Review: “Squeeze My Cans” (Greenhouse Theater Center)

Cathy Schenkelberg/Photo by: Greenhouse Theater Center.

Show: “Squeeze My Cans”

Company: Greenhouse Theater Center

Venue: Greenhouse Theater Center (2257 N Lincoln Ave)

Die Roll: 17

Roger Ebert once wrote, “It’s not what a movie is about, it’s how it is about it.” But that statement applies to any narrative form of storytelling, really. In fact, that quote came instantly to mind while watching “Squeeze My Cans,” a solo piece written and performed by Cathy Schenkelberg. In this one-woman show, Schenkelberg details her journey into and out of Scientology, and if you know even a little bit about the cult’s obsession with aliens and its notorious financial filchings, no new information is provided here. What does enchant is Schenkelberg’s rip-roaring performance, which engages the audience with heart, humor, and a little naiveté. So while the play itself does not break any new ground, its star provides a breath of fresh air concerning an old topic.

Taking us from an idyllic childhood to a teenage loss, and a twenty-something search for meaning, Schenkelberg gives the audience plenty of time to warm to her company. A working voice-over actor, she is recruited into Scientology by an older, successful mentor. Cathy dreams of being as put-together and unshakeable as the glamorous movie stars she meets via the many seminars she attends regarding the cult. While she searches for complete control over the way the world perceives her, she also longs for a deeper spiritual meaning. As her debt racks up, she nears a nervous breakdown, and must decide whether it is better to stay in the cult she has known for twenty years, or escape and rebuild her life in a society she has shunned.

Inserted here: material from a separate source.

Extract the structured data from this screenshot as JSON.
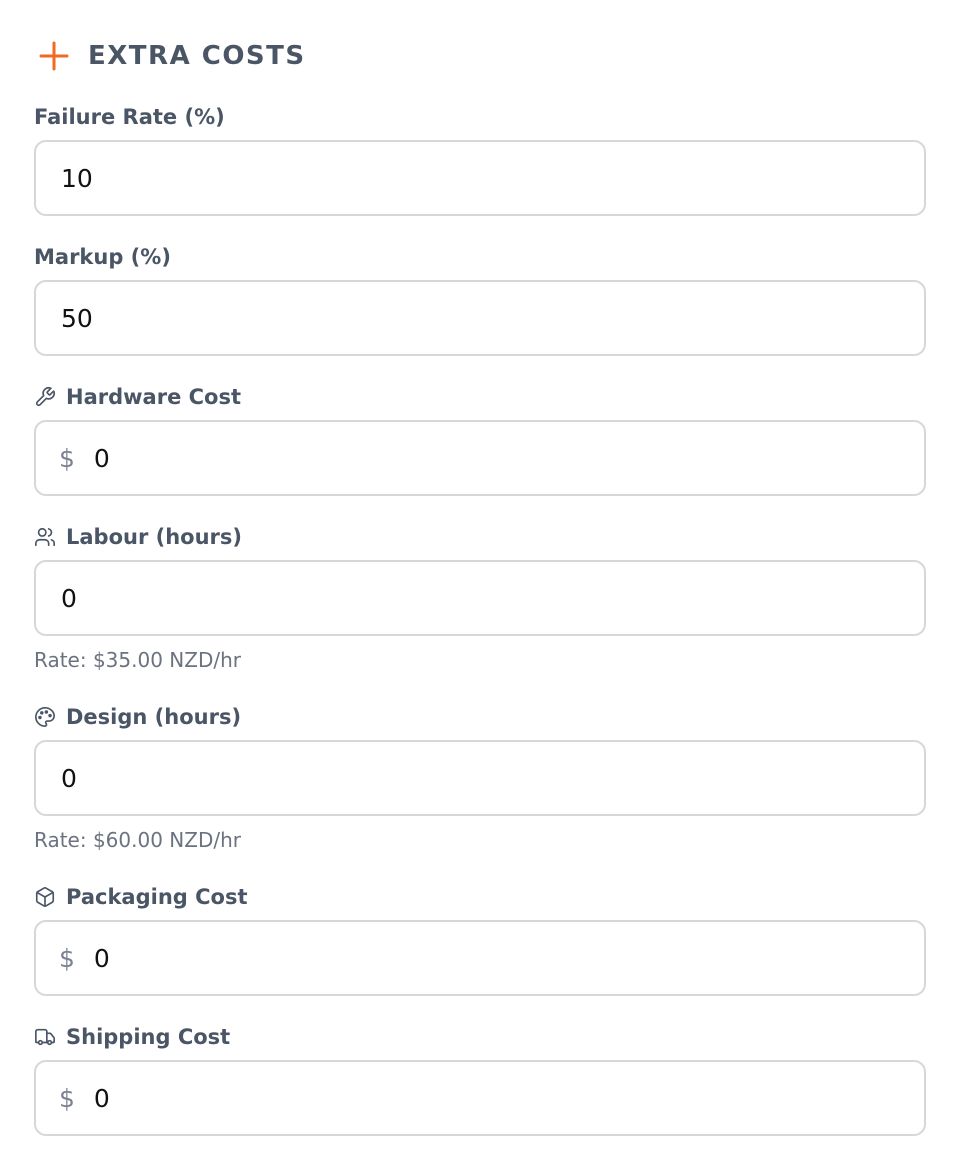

The most engaging element of this performance is Schenkelberg herself. She has mined her life as a Scientologist for hilarity, recounting an audition to date Tom Cruise with the same verve as she describes an awkward interview where she must tell a fifteen year-old fellow member about her sex life. Our heroine throws herself into the performance with gusto, moving from memory to memory — and dead-faced interrogator to dead-faced interrogator — with little room for breath. She simulates her whirlwind romance with Scientology at such a quick pace, the audience understands how she ignored the hundreds of thousands of dollars she gave away without much thought. As she reaches new heights in the organization, she never underplays the ridiculous discoveries she makes at every level. She knows now that she was suckered, and we root for her to find a way off this ridiculous ride.

Though the play is largely built on Schenkelberg’s body, as she ages from being six to middle-aged, some nifty tricks show the passage of time. Her racked up debt is displayed on a projection screen as she rises through the Scientology ranks, and the ever-increasing numbers she ignores almost caused panic in this audience member. Other projections showcase her fondest memory, fishing with her father. These quiet moments are far and few between, so they stand out for the viewer.

One does wish that Schenkelberg had slowed down enough to deliver the more emotionally charged revelations. Her near nervous breakdown, brought on by excruciating self-analysis required by Scientology, is harrowing. But reveals involving the manipulation of her daughter do not land as heavily as they might, given that little in the script involves her family. She does reconnect with her father at one point, and learn a greater lesson about the universe and our purpose within it. But we do not see the journeys to these particular moments. We land at a healthier destination after the umpteenth reenactment of a Scientology seminar, and while those interrogations are chilling, they involve more reaction from her than dramatic tension over her choices. I would love to have spent more time with her decision to leave Scientology, in order to truly understand how painful the process would become.

But it is fortunate that Schenkelberg escaped, and it is fortunate that she found the will and humor to turn her experience into theatre. While no new discoveries will be made about the horrible nature of Scientology within this work, Schenkelberg puts a warm, human face on the difficulty of belief.

TEN WORD SUMMARY: Woman rejects Scientology, and she lives to tell the tale.

DICE RATING: d10 – “Worth Going To”